This book has the premise that job interviews for computer programmers often include a number of questions designed to test the applicant's abilities in creating algorithms, writing code and solving problems. To this end, the bulk of its 254 pages are filled with coding problems and lateral thinking puzzles of the type that aspirants might be confronted with during an interview.
At either end are two short chapters dealing with employment-specific topics such as how to talk to recruiters and prepare a resume, and what to wear to an interview. People who spend a lot of time programming computers may have difficulty in understanding the attitudes and expectations of managers and human resources departments, so it's useful to do a "business reality check" before dealing with them.
However, the puzzles that form most of the book may not necessarily represent the obstacles that will be encountered by an aspiring programmer in the real world. Recruiters tend to be of two types: those who know about the computer industry and those who don't. The former are more likely to ask about the applicant's practical experience, and perhaps offer a trial period of employment during which skills are assessed; the latter will probably concentrate more on resumes, qualifications and employment record. Recruiters who make decisions primarily on the basis of problem solving during the interview are not all that common.
Having said that, though, the puzzles themselves are entertaining and could well improve your problem-solving abilities.
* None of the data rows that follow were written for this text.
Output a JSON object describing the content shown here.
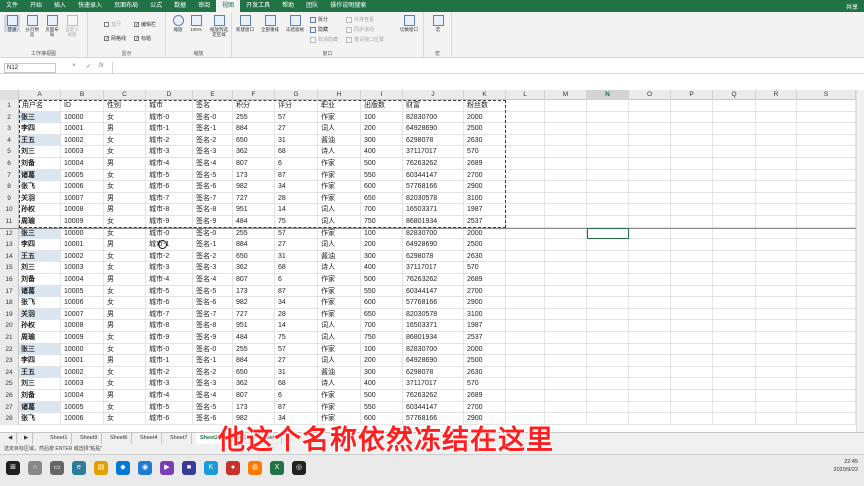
{
  "menu": {
    "tabs": [
      "文件",
      "开始",
      "插入",
      "快速录入",
      "页面布局",
      "公式",
      "数据",
      "审阅",
      "视图",
      "开发工具",
      "帮助",
      "团队",
      "操作说明搜索"
    ],
    "active_index": 8,
    "share": "共享"
  },
  "ribbon": {
    "workbook_views": {
      "label": "工作簿视图",
      "buttons": [
        "普通",
        "分页预览",
        "页面布局",
        "自定义视图"
      ]
    },
    "show": {
      "label": "显示",
      "items": [
        {
          "label": "直尺",
          "checked": false,
          "disabled": true
        },
        {
          "label": "编辑栏",
          "checked": true,
          "disabled": false
        },
        {
          "label": "网格线",
          "checked": true,
          "disabled": false
        },
        {
          "label": "标题",
          "checked": true,
          "disabled": false
        }
      ]
    },
    "zoom": {
      "label": "缩放",
      "buttons": [
        "缩放",
        "100%",
        "缩放到选定区域"
      ]
    },
    "window": {
      "label": "窗口",
      "buttons": [
        "新建窗口",
        "全部重排",
        "冻结窗格"
      ],
      "small": [
        {
          "label": "拆分",
          "disabled": false
        },
        {
          "label": "隐藏",
          "disabled": false
        },
        {
          "label": "取消隐藏",
          "disabled": true
        },
        {
          "label": "并排查看",
          "disabled": true
        },
        {
          "label": "同步滚动",
          "disabled": true
        },
        {
          "label": "重设窗口位置",
          "disabled": true
        }
      ],
      "switch": "切换窗口"
    },
    "macro": {
      "label": "宏",
      "buttons": [
        "宏"
      ]
    }
  },
  "formula_bar": {
    "name_box": "N12",
    "cancel": "×",
    "enter": "✓",
    "fx": "fx",
    "value": ""
  },
  "columns": [
    "A",
    "B",
    "C",
    "D",
    "E",
    "F",
    "G",
    "H",
    "I",
    "J",
    "K",
    "L",
    "M",
    "N",
    "O",
    "P",
    "Q",
    "R",
    "S"
  ],
  "selected_column": "N",
  "headers": [
    "用户名",
    "ID",
    "性别",
    "城市",
    "签名",
    "积分",
    "评分",
    "职业",
    "出版数",
    "财富",
    "粉丝数"
  ],
  "row_numbers": [
    1,
    2,
    3,
    4,
    5,
    6,
    7,
    8,
    9,
    10,
    11,
    12,
    13,
    14,
    15,
    16,
    17,
    18,
    19,
    20,
    21,
    22,
    23,
    24,
    25,
    26,
    27,
    28
  ],
  "visible_rows": [
    [
      "张三",
      "10000",
      "女",
      "城市-0",
      "签名-0",
      "255",
      "57",
      "作家",
      "100",
      "82830700",
      "2000"
    ],
    [
      "李四",
      "10001",
      "男",
      "城市-1",
      "签名-1",
      "884",
      "27",
      "词人",
      "200",
      "64928690",
      "2500"
    ],
    [
      "王五",
      "10002",
      "女",
      "城市-2",
      "签名-2",
      "650",
      "31",
      "酱油",
      "300",
      "6298078",
      "2630"
    ],
    [
      "刘三",
      "10003",
      "女",
      "城市-3",
      "签名-3",
      "362",
      "68",
      "诗人",
      "400",
      "37117017",
      "570"
    ],
    [
      "刘备",
      "10004",
      "男",
      "城市-4",
      "签名-4",
      "807",
      "6",
      "作家",
      "500",
      "76263262",
      "2689"
    ],
    [
      "诸葛",
      "10005",
      "女",
      "城市-5",
      "签名-5",
      "173",
      "87",
      "作家",
      "550",
      "60344147",
      "2700"
    ],
    [
      "张飞",
      "10006",
      "女",
      "城市-6",
      "签名-6",
      "982",
      "34",
      "作家",
      "600",
      "57768166",
      "2900"
    ],
    [
      "关羽",
      "10007",
      "男",
      "城市-7",
      "签名-7",
      "727",
      "28",
      "作家",
      "650",
      "82030578",
      "3100"
    ],
    [
      "孙权",
      "10008",
      "男",
      "城市-8",
      "签名-8",
      "951",
      "14",
      "词人",
      "700",
      "16503371",
      "1987"
    ],
    [
      "周瑜",
      "10009",
      "女",
      "城市-9",
      "签名-9",
      "484",
      "75",
      "词人",
      "750",
      "86801934",
      "2537"
    ],
    [
      "张三",
      "10000",
      "女",
      "城市-0",
      "签名-0",
      "255",
      "57",
      "作家",
      "100",
      "82830700",
      "2000"
    ],
    [
      "李四",
      "10001",
      "男",
      "城市-1",
      "签名-1",
      "884",
      "27",
      "词人",
      "200",
      "64928690",
      "2500"
    ],
    [
      "王五",
      "10002",
      "女",
      "城市-2",
      "签名-2",
      "650",
      "31",
      "酱油",
      "300",
      "6298078",
      "2630"
    ],
    [
      "刘三",
      "10003",
      "女",
      "城市-3",
      "签名-3",
      "362",
      "68",
      "诗人",
      "400",
      "37117017",
      "570"
    ],
    [
      "刘备",
      "10004",
      "男",
      "城市-4",
      "签名-4",
      "807",
      "6",
      "作家",
      "500",
      "76263262",
      "2689"
    ],
    [
      "诸葛",
      "10005",
      "女",
      "城市-5",
      "签名-5",
      "173",
      "87",
      "作家",
      "550",
      "60344147",
      "2700"
    ],
    [
      "张飞",
      "10006",
      "女",
      "城市-6",
      "签名-6",
      "982",
      "34",
      "作家",
      "600",
      "57768166",
      "2900"
    ],
    [
      "关羽",
      "10007",
      "男",
      "城市-7",
      "签名-7",
      "727",
      "28",
      "作家",
      "650",
      "82030578",
      "3100"
    ],
    [
      "孙权",
      "10008",
      "男",
      "城市-8",
      "签名-8",
      "951",
      "14",
      "词人",
      "700",
      "16503371",
      "1987"
    ],
    [
      "周瑜",
      "10009",
      "女",
      "城市-9",
      "签名-9",
      "484",
      "75",
      "词人",
      "750",
      "86801934",
      "2537"
    ],
    [
      "张三",
      "10000",
      "女",
      "城市-0",
      "签名-0",
      "255",
      "57",
      "作家",
      "100",
      "82830700",
      "2000"
    ],
    [
      "李四",
      "10001",
      "男",
      "城市-1",
      "签名-1",
      "884",
      "27",
      "词人",
      "200",
      "64928690",
      "2500"
    ],
    [
      "王五",
      "10002",
      "女",
      "城市-2",
      "签名-2",
      "650",
      "31",
      "酱油",
      "300",
      "6298078",
      "2630"
    ],
    [
      "刘三",
      "10003",
      "女",
      "城市-3",
      "签名-3",
      "362",
      "68",
      "诗人",
      "400",
      "37117017",
      "570"
    ],
    [
      "刘备",
      "10004",
      "男",
      "城市-4",
      "签名-4",
      "807",
      "6",
      "作家",
      "500",
      "76263262",
      "2689"
    ],
    [
      "诸葛",
      "10005",
      "女",
      "城市-5",
      "签名-5",
      "173",
      "87",
      "作家",
      "550",
      "60344147",
      "2700"
    ],
    [
      "张飞",
      "10006",
      "女",
      "城市-6",
      "签名-6",
      "982",
      "34",
      "作家",
      "600",
      "57768166",
      "2900"
    ]
  ],
  "highlight_name_rows": [
    2,
    4,
    7,
    12,
    14,
    17,
    19,
    22,
    24,
    27
  ],
  "sheet_tabs": [
    "Sheet1",
    "Sheet9",
    "Sheet6",
    "Sheet4",
    "Sheet7",
    "Sheet2",
    "Sheet3",
    "Sheet5"
  ],
  "active_sheet_index": 5,
  "status_text": "选定目标区域，然后按 ENTER 或选择\"粘贴\"",
  "subtitle": "他这个名称依然冻结在这里",
  "clock": {
    "time": "22:45",
    "date": "2020/9/22"
  },
  "zoom_level": "100%"
}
I'd read this book out of interest, but I wouldn't expect it to get me a job.